But there’s some reason for optimism too

On the positive side, natural gas recorded an uptick in production after a prolonged decline and steel output remained strong. The 78th round of the Reserve Bank’s industrial outlook survey (IOS) revealed a waning of optimism in Q2 about demand conditions across parameters, and especially on capacity utilisation, profit margins and employment. The manufacturing purchasing managers’ index (PMI) moderated sequentially to a four-month low in June and the future output index also eased marginally. I n July, the PMI declined into the contraction zone with a decrease in new orders and a deterioration in business conditions, reflecting inter alia the roll out of the GST; however, both new export orders and the future output index rose, reflecting optimism in the outlook.

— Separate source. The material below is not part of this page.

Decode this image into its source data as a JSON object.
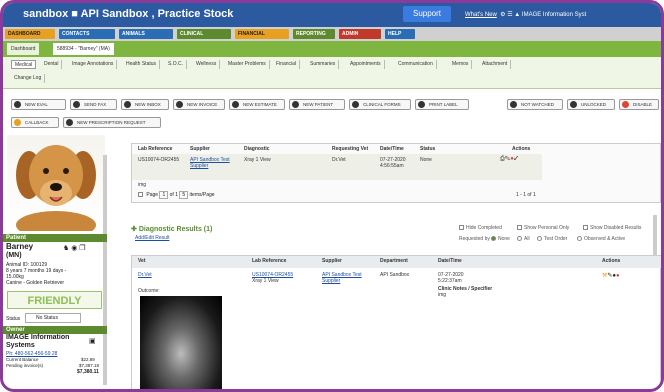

On inflation and prices:

Prices of food and beverages, which went into deflation in May 2017 for the first time in the new CPI series, sank further in June as prices of pulses, vegetables, spices and eggs recorded year-on-year declines and inflation moderated across most other sub-groups. There are now visible signs, however, of the usual seasonal price spikes, even if with a delay and especially in respect of tomatoes, onions and milk.

Fuel inflation declined for the second month in succession as international prices of liquefied petroleum gas (LPG) fell and price increases moderated in the case of coke, and firewood and chips.

Administered prices of LPG and kerosene are set to rise with the calibrated reduction in subsidy.

Did you find apk for android? You can find new Free Android Games and apps.